____ AVAILABLE DATA

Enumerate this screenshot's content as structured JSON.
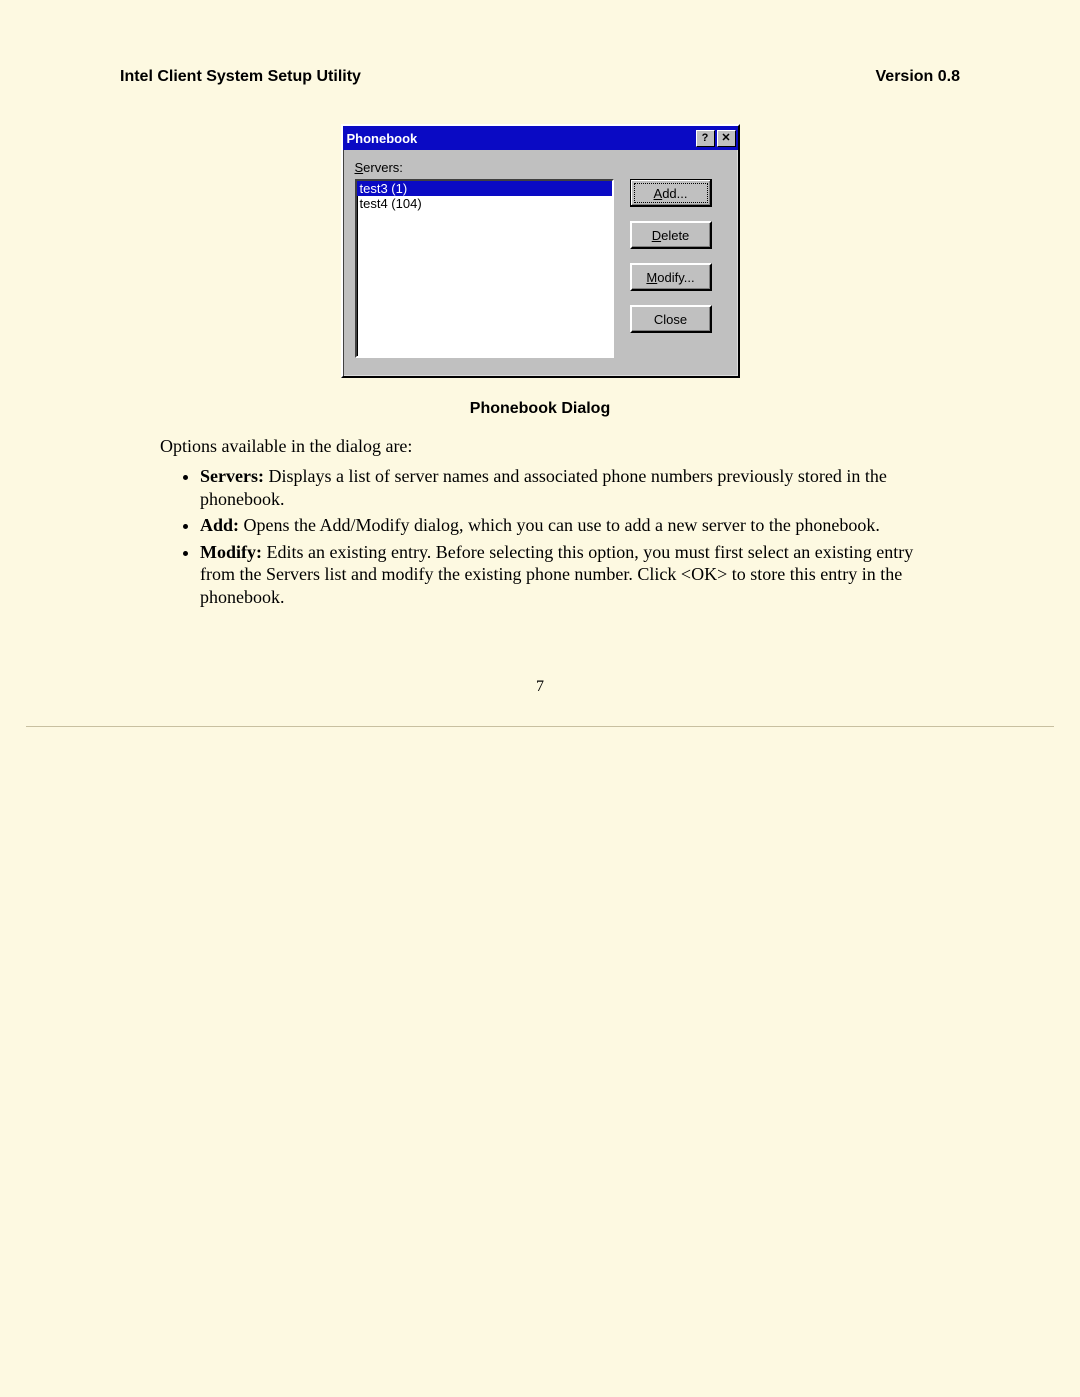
{
  "header": {
    "left": "Intel Client System Setup Utility",
    "right": "Version 0.8"
  },
  "dialog": {
    "title": "Phonebook",
    "help_glyph": "?",
    "close_glyph": "✕",
    "servers_label_prefix": "S",
    "servers_label_rest": "ervers:",
    "list": [
      {
        "text": "test3 (1)",
        "selected": true
      },
      {
        "text": "test4 (104)",
        "selected": false
      }
    ],
    "buttons": {
      "add": {
        "u": "A",
        "rest": "dd...",
        "default": true
      },
      "delete": {
        "u": "D",
        "rest": "elete"
      },
      "modify": {
        "u": "M",
        "rest": "odify..."
      },
      "close": {
        "u": "",
        "rest": "Close"
      }
    }
  },
  "caption": "Phonebook Dialog",
  "intro": "Options available in the dialog are:",
  "options": [
    {
      "term": "Servers:",
      "desc": "  Displays a list of server names and associated phone numbers previously stored in the phonebook."
    },
    {
      "term": "Add:",
      "desc": "  Opens the Add/Modify dialog, which you can use to add a new server to the phonebook."
    },
    {
      "term": "Modify:",
      "desc": " Edits an existing entry.  Before selecting this option, you must first select an existing entry from the Servers list and modify the existing phone number.  Click <OK> to store this entry in the phonebook."
    }
  ],
  "page_number": "7"
}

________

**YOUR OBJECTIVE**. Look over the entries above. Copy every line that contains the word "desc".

**PROBLEM SOLUTION**.
      "desc": "  Displays a list of server names and associated phone numbers previously stored in the phonebook."
      "desc": "  Opens the Add/Modify dialog, which you can use to add a new server to the phonebook."
      "desc": " Edits an existing entry.  Before selecting this option, you must first select an existing entry from the Servers list and modify the existing phone number.  Click <OK> to store this entry in the phonebook."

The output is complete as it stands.